(Element data from apps and pages)
· · ·

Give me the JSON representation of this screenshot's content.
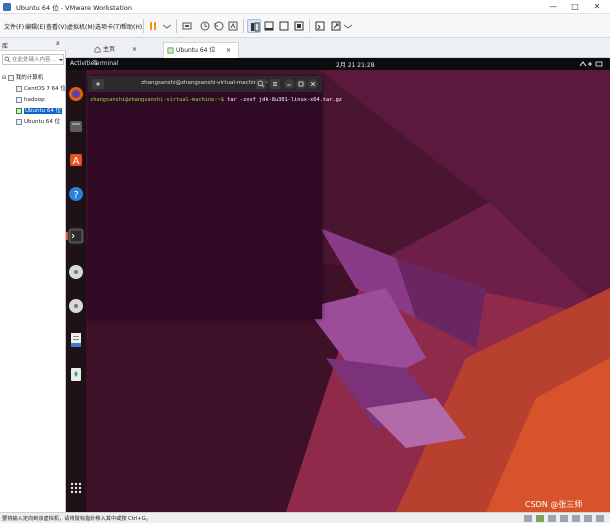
{
  "window": {
    "title": "Ubuntu 64 位 - VMware Workstation",
    "controls": [
      "—",
      "□",
      "✕"
    ]
  },
  "menu": [
    "文件(F)",
    "编辑(E)",
    "查看(V)",
    "虚拟机(M)",
    "选项卡(T)",
    "帮助(H)"
  ],
  "library": {
    "title": "库",
    "close": "x",
    "search_placeholder": "在此处键入内容...",
    "root": "我的计算机",
    "items": [
      "CentOS 7 64 位",
      "hadoop",
      "Ubuntu 64 位",
      "Ubuntu 64 位"
    ],
    "selected_index": 2
  },
  "tabs": [
    {
      "label": "主页"
    },
    {
      "label": "Ubuntu 64 位"
    }
  ],
  "guest": {
    "activities": "Activities",
    "app": "Terminal",
    "clock": "2月 21  21:28",
    "terminal": {
      "title": "zhangsanshi@zhangsanshi-virtual-machine: ~",
      "prompt": "zhangsanshi@zhangsanshi-virtual-machine:~$",
      "command": " tar -zxvf jdk-8u301-linux-x64.tar.gz"
    }
  },
  "status": {
    "text": "要将输入定向到该虚拟机，请将鼠标指针移入其中或按 Ctrl+G。",
    "watermark": "CSDN @张三师"
  },
  "colors": {
    "accent": "#0f63c8",
    "terminal_bg": "#300a24",
    "prompt": "#8ae234",
    "wallpaper": "#7a2352"
  }
}
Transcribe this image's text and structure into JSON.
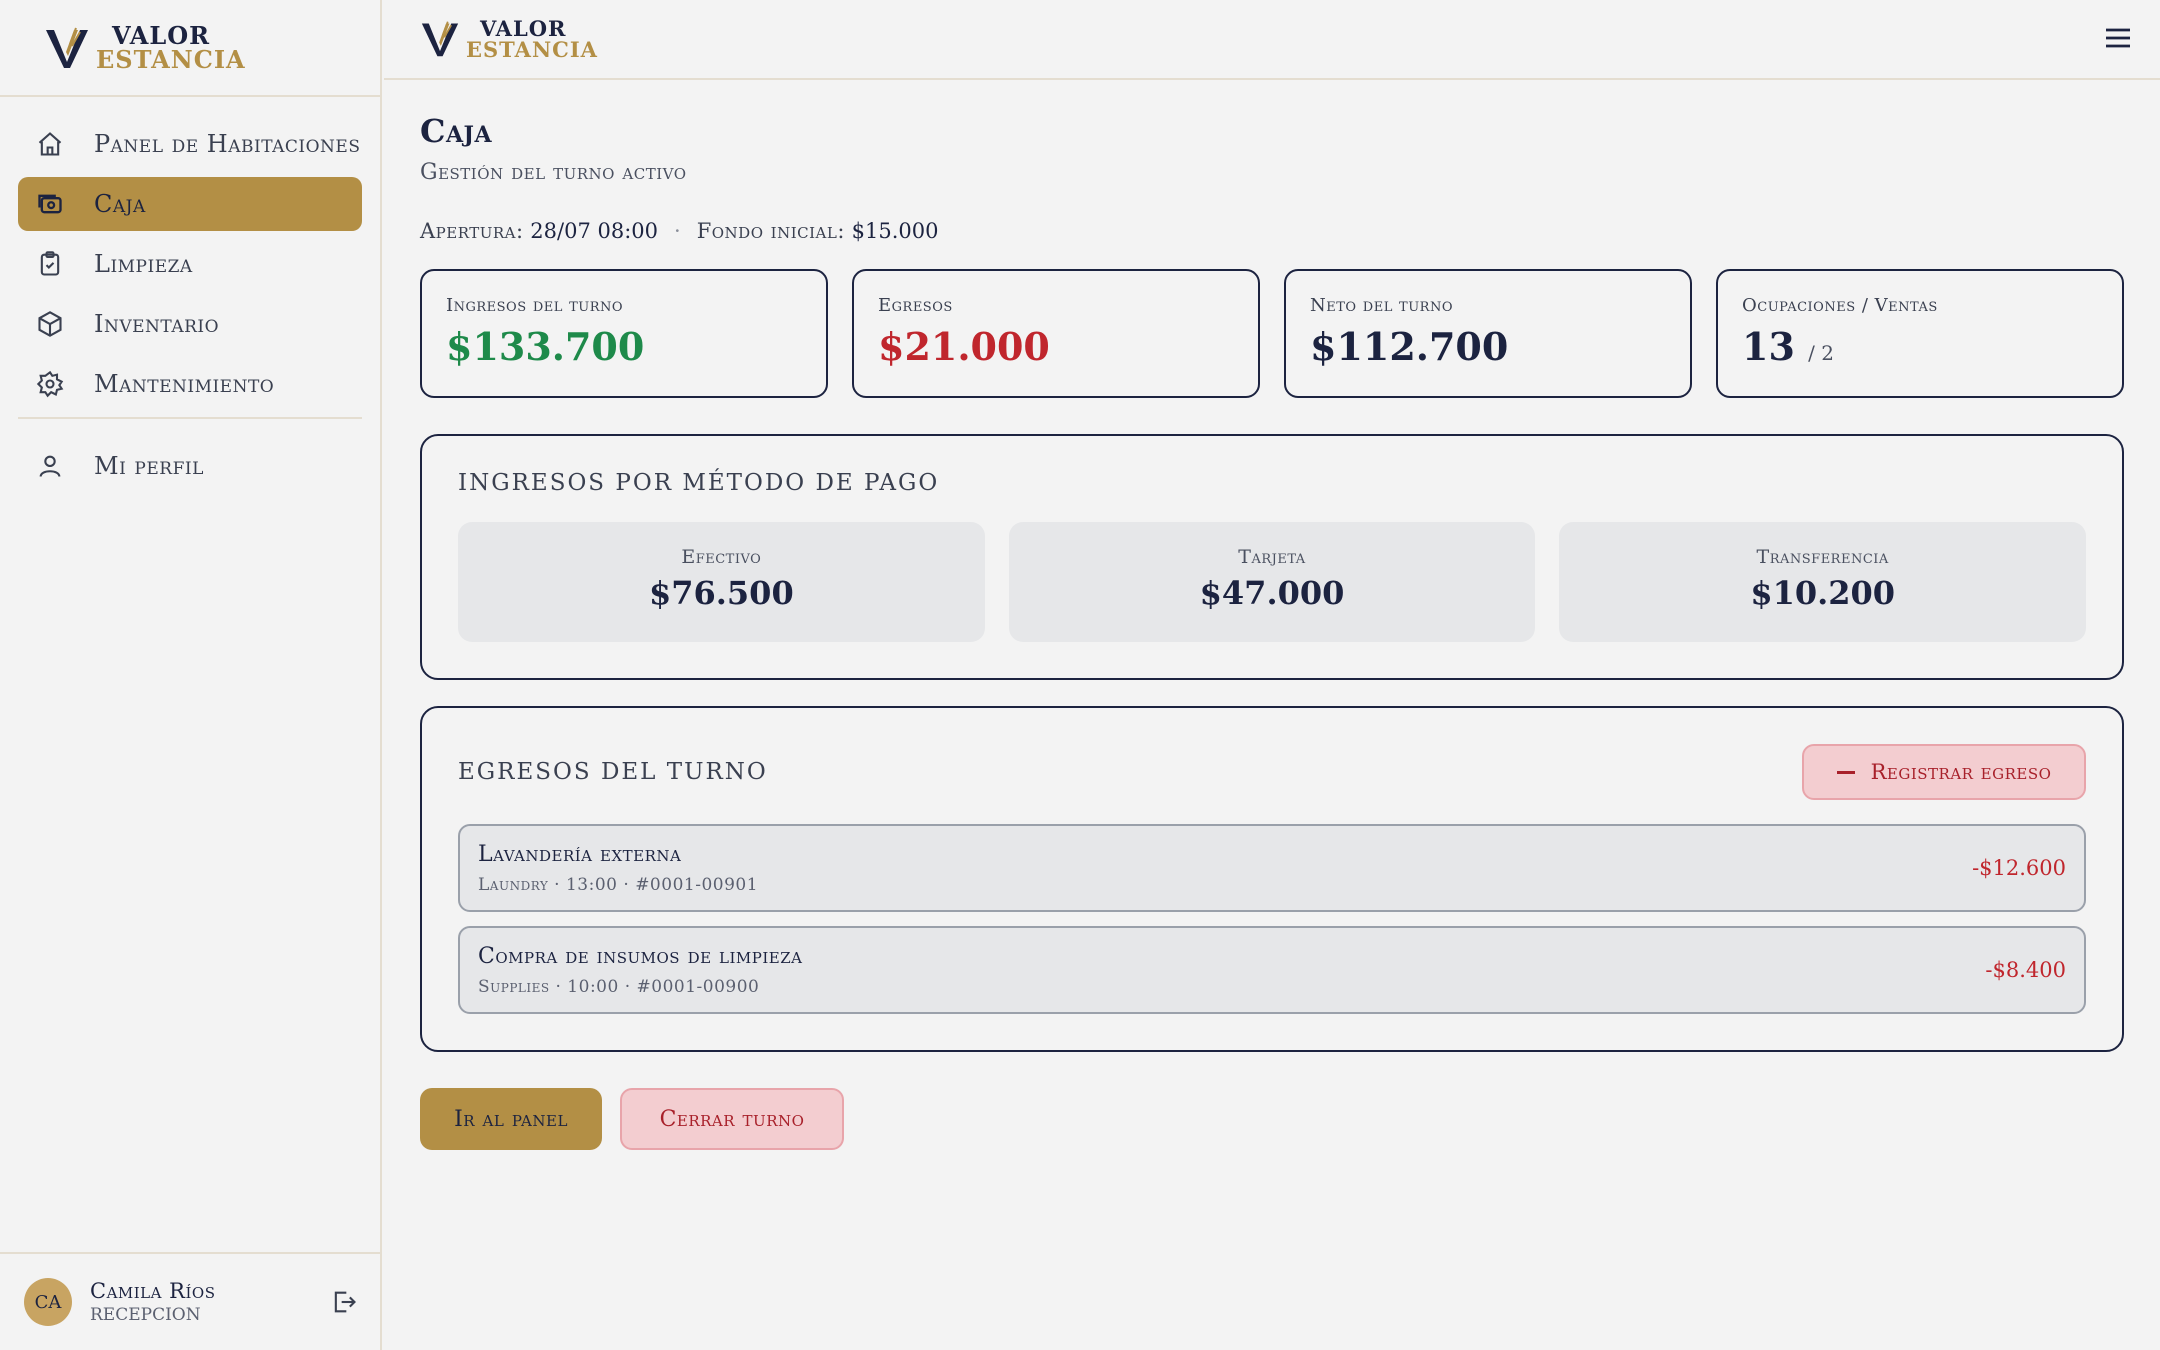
{
  "brand": {
    "line1": "VALOR",
    "line2": "ESTANCIA"
  },
  "sidebar": {
    "items": [
      {
        "label": "Panel de Habitaciones",
        "icon": "home-icon"
      },
      {
        "label": "Caja",
        "icon": "cash-register-icon",
        "active": true
      },
      {
        "label": "Limpieza",
        "icon": "clipboard-check-icon"
      },
      {
        "label": "Inventario",
        "icon": "box-icon"
      },
      {
        "label": "Mantenimiento",
        "icon": "gear-icon"
      }
    ],
    "profile_item": {
      "label": "Mi perfil",
      "icon": "user-icon"
    },
    "user": {
      "initials": "CA",
      "name": "Camila Ríos",
      "role": "RECEPCION"
    }
  },
  "page": {
    "title": "Caja",
    "subtitle": "Gestión del turno activo",
    "opening_label": "Apertura:",
    "opening_value": "28/07 08:00",
    "separator": "·",
    "fund_label": "Fondo inicial:",
    "fund_value": "$15.000"
  },
  "stats": {
    "income": {
      "label": "Ingresos del turno",
      "value": "$133.700"
    },
    "expenses": {
      "label": "Egresos",
      "value": "$21.000"
    },
    "net": {
      "label": "Neto del turno",
      "value": "$112.700"
    },
    "occupancy": {
      "label": "Ocupaciones / Ventas",
      "value": "13",
      "secondary": "/ 2"
    }
  },
  "payment_methods": {
    "title": "Ingresos por método de pago",
    "items": [
      {
        "label": "Efectivo",
        "value": "$76.500"
      },
      {
        "label": "Tarjeta",
        "value": "$47.000"
      },
      {
        "label": "Transferencia",
        "value": "$10.200"
      }
    ]
  },
  "expenses_section": {
    "title": "Egresos del turno",
    "register_button": "Registrar egreso",
    "items": [
      {
        "title": "Lavandería externa",
        "detail": "Laundry · 13:00 · #0001-00901",
        "amount": "-$12.600"
      },
      {
        "title": "Compra de insumos de limpieza",
        "detail": "Supplies · 10:00 · #0001-00900",
        "amount": "-$8.400"
      }
    ]
  },
  "actions": {
    "panel_button": "Ir al panel",
    "close_button": "Cerrar turno"
  },
  "colors": {
    "accent": "#b38f45",
    "navy": "#1c2340",
    "positive": "#1e8a4a",
    "negative": "#c0262d",
    "danger_bg": "#f3cdd0"
  }
}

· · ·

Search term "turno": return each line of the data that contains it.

# EXERCISE OUTPUT
    "subtitle": "Gestión del turno activo",
      "label": "Ingresos del turno",
      "label": "Neto del turno",
    "title": "Egresos del turno",
    "close_button": "Cerrar turno"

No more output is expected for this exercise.